[PROBLEM DETAILS] Could you write out the records below exactly as they appear?

***** INPUT RECORDS

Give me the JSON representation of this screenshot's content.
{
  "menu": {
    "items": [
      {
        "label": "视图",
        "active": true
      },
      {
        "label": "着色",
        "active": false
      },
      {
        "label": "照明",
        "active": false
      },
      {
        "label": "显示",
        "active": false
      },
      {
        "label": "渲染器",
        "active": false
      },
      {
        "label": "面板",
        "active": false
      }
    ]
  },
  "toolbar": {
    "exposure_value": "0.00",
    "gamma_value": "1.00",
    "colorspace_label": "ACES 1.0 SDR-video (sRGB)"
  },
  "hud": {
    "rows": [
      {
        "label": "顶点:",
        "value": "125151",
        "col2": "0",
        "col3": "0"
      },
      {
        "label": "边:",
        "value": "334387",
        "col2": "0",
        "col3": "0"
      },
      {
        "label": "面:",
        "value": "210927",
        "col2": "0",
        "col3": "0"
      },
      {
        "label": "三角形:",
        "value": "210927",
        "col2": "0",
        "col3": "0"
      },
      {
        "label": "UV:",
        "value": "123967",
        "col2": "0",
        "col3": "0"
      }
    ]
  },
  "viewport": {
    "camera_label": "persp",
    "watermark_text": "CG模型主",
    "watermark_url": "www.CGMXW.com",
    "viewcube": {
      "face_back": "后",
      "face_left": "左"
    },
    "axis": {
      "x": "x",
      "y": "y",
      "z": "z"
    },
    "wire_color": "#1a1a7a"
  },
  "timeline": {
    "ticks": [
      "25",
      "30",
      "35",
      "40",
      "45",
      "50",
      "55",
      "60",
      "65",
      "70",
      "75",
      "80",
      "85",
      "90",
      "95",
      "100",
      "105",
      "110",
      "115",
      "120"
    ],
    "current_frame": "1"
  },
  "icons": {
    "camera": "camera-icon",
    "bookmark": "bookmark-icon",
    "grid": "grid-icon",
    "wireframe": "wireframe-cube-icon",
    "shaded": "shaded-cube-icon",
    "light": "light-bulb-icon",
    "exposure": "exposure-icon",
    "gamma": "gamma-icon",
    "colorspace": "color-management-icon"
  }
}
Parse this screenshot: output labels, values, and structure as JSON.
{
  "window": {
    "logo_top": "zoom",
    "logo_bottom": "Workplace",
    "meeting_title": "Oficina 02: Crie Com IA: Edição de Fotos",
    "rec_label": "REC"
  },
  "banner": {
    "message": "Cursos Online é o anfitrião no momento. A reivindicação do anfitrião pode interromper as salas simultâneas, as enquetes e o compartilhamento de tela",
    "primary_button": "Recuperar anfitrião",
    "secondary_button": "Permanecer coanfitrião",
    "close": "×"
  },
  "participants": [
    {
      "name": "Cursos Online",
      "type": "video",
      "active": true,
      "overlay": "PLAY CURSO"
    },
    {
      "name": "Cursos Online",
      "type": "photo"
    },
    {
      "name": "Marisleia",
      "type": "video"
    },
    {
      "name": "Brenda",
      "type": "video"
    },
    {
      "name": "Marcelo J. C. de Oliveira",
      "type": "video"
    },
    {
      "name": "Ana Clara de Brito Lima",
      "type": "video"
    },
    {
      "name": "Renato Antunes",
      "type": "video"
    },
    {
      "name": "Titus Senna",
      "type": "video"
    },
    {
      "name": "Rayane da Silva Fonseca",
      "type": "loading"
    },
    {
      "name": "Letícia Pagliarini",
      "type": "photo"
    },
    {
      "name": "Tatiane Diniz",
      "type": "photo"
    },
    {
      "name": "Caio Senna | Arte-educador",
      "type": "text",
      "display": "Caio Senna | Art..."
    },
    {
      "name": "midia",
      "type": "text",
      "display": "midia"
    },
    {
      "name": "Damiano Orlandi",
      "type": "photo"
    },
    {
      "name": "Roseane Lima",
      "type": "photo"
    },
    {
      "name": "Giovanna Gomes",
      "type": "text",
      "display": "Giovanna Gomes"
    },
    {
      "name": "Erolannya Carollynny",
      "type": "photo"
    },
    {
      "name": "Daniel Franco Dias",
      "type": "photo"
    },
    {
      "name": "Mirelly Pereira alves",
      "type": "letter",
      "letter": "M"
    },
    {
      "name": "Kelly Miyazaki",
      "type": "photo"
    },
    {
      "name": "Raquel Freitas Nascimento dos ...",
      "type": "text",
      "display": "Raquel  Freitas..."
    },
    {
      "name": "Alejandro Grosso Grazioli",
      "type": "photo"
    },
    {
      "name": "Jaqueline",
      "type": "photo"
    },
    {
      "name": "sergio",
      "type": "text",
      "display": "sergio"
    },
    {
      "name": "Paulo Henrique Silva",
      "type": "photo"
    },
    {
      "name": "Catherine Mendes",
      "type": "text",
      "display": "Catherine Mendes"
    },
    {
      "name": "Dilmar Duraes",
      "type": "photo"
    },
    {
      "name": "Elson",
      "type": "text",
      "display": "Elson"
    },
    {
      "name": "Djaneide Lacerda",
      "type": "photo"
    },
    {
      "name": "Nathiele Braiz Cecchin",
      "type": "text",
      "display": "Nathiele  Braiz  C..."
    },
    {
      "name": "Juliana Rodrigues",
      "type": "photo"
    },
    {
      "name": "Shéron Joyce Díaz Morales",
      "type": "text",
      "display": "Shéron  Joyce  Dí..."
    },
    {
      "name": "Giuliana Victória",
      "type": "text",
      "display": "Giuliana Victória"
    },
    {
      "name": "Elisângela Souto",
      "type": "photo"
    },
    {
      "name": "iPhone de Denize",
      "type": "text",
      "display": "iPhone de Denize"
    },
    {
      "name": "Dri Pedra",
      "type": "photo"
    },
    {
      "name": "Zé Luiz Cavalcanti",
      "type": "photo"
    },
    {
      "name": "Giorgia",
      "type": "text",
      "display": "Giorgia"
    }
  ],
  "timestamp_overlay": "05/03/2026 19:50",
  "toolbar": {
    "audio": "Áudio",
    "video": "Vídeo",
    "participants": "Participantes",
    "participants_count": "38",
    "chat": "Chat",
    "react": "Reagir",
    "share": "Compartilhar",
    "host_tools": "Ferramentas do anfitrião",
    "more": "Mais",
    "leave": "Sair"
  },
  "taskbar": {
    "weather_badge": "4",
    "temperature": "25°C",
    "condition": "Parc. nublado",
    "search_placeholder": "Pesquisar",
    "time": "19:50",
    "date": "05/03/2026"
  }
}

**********

[SOLUTION TO THIS EXERCISE]
Give me the JSON representation of this screenshot's content.
{
  "menu": {
    "items": [
      {
        "label": "视图",
        "active": true
      },
      {
        "label": "着色",
        "active": false
      },
      {
        "label": "照明",
        "active": false
      },
      {
        "label": "显示",
        "active": false
      },
      {
        "label": "渲染器",
        "active": false
      },
      {
        "label": "面板",
        "active": false
      }
    ]
  },
  "toolbar": {
    "exposure_value": "0.00",
    "gamma_value": "1.00",
    "colorspace_label": "ACES 1.0 SDR-video (sRGB)"
  },
  "hud": {
    "rows": [
      {
        "label": "顶点:",
        "value": "125151",
        "col2": "0",
        "col3": "0"
      },
      {
        "label": "边:",
        "value": "334387",
        "col2": "0",
        "col3": "0"
      },
      {
        "label": "面:",
        "value": "210927",
        "col2": "0",
        "col3": "0"
      },
      {
        "label": "三角形:",
        "value": "210927",
        "col2": "0",
        "col3": "0"
      },
      {
        "label": "UV:",
        "value": "123967",
        "col2": "0",
        "col3": "0"
      }
    ]
  },
  "viewport": {
    "camera_label": "persp",
    "watermark_text": "CG模型主",
    "watermark_url": "www.CGMXW.com",
    "viewcube": {
      "face_back": "后",
      "face_left": "左"
    },
    "axis": {
      "x": "x",
      "y": "y",
      "z": "z"
    },
    "wire_color": "#1a1a7a"
  },
  "timeline": {
    "ticks": [
      "25",
      "30",
      "35",
      "40",
      "45",
      "50",
      "55",
      "60",
      "65",
      "70",
      "75",
      "80",
      "85",
      "90",
      "95",
      "100",
      "105",
      "110",
      "115",
      "120"
    ],
    "current_frame": "1"
  },
  "icons": {
    "camera": "camera-icon",
    "bookmark": "bookmark-icon",
    "grid": "grid-icon",
    "wireframe": "wireframe-cube-icon",
    "shaded": "shaded-cube-icon",
    "light": "light-bulb-icon",
    "exposure": "exposure-icon",
    "gamma": "gamma-icon",
    "colorspace": "color-management-icon"
  }
}
Parse this screenshot: output labels, values, and structure as JSON.
{
  "window": {
    "logo_top": "zoom",
    "logo_bottom": "Workplace",
    "meeting_title": "Oficina 02: Crie Com IA: Edição de Fotos",
    "rec_label": "REC"
  },
  "banner": {
    "message": "Cursos Online é o anfitrião no momento. A reivindicação do anfitrião pode interromper as salas simultâneas, as enquetes e o compartilhamento de tela",
    "primary_button": "Recuperar anfitrião",
    "secondary_button": "Permanecer coanfitrião",
    "close": "×"
  },
  "participants": [
    {
      "name": "Cursos Online",
      "type": "video",
      "active": true,
      "overlay": "PLAY CURSO"
    },
    {
      "name": "Cursos Online",
      "type": "photo"
    },
    {
      "name": "Marisleia",
      "type": "video"
    },
    {
      "name": "Brenda",
      "type": "video"
    },
    {
      "name": "Marcelo J. C. de Oliveira",
      "type": "video"
    },
    {
      "name": "Ana Clara de Brito Lima",
      "type": "video"
    },
    {
      "name": "Renato Antunes",
      "type": "video"
    },
    {
      "name": "Titus Senna",
      "type": "video"
    },
    {
      "name": "Rayane da Silva Fonseca",
      "type": "loading"
    },
    {
      "name": "Letícia Pagliarini",
      "type": "photo"
    },
    {
      "name": "Tatiane Diniz",
      "type": "photo"
    },
    {
      "name": "Caio Senna | Arte-educador",
      "type": "text",
      "display": "Caio Senna | Art..."
    },
    {
      "name": "midia",
      "type": "text",
      "display": "midia"
    },
    {
      "name": "Damiano Orlandi",
      "type": "photo"
    },
    {
      "name": "Roseane Lima",
      "type": "photo"
    },
    {
      "name": "Giovanna Gomes",
      "type": "text",
      "display": "Giovanna Gomes"
    },
    {
      "name": "Erolannya Carollynny",
      "type": "photo"
    },
    {
      "name": "Daniel Franco Dias",
      "type": "photo"
    },
    {
      "name": "Mirelly Pereira alves",
      "type": "letter",
      "letter": "M"
    },
    {
      "name": "Kelly Miyazaki",
      "type": "photo"
    },
    {
      "name": "Raquel Freitas Nascimento dos ...",
      "type": "text",
      "display": "Raquel  Freitas..."
    },
    {
      "name": "Alejandro Grosso Grazioli",
      "type": "photo"
    },
    {
      "name": "Jaqueline",
      "type": "photo"
    },
    {
      "name": "sergio",
      "type": "text",
      "display": "sergio"
    },
    {
      "name": "Paulo Henrique Silva",
      "type": "photo"
    },
    {
      "name": "Catherine Mendes",
      "type": "text",
      "display": "Catherine Mendes"
    },
    {
      "name": "Dilmar Duraes",
      "type": "photo"
    },
    {
      "name": "Elson",
      "type": "text",
      "display": "Elson"
    },
    {
      "name": "Djaneide Lacerda",
      "type": "photo"
    },
    {
      "name": "Nathiele Braiz Cecchin",
      "type": "text",
      "display": "Nathiele  Braiz  C..."
    },
    {
      "name": "Juliana Rodrigues",
      "type": "photo"
    },
    {
      "name": "Shéron Joyce Díaz Morales",
      "type": "text",
      "display": "Shéron  Joyce  Dí..."
    },
    {
      "name": "Giuliana Victória",
      "type": "text",
      "display": "Giuliana Victória"
    },
    {
      "name": "Elisângela Souto",
      "type": "photo"
    },
    {
      "name": "iPhone de Denize",
      "type": "text",
      "display": "iPhone de Denize"
    },
    {
      "name": "Dri Pedra",
      "type": "photo"
    },
    {
      "name": "Zé Luiz Cavalcanti",
      "type": "photo"
    },
    {
      "name": "Giorgia",
      "type": "text",
      "display": "Giorgia"
    }
  ],
  "timestamp_overlay": "05/03/2026 19:50",
  "toolbar": {
    "audio": "Áudio",
    "video": "Vídeo",
    "participants": "Participantes",
    "participants_count": "38",
    "chat": "Chat",
    "react": "Reagir",
    "share": "Compartilhar",
    "host_tools": "Ferramentas do anfitrião",
    "more": "Mais",
    "leave": "Sair"
  },
  "taskbar": {
    "weather_badge": "4",
    "temperature": "25°C",
    "condition": "Parc. nublado",
    "search_placeholder": "Pesquisar",
    "time": "19:50",
    "date": "05/03/2026"
  }
}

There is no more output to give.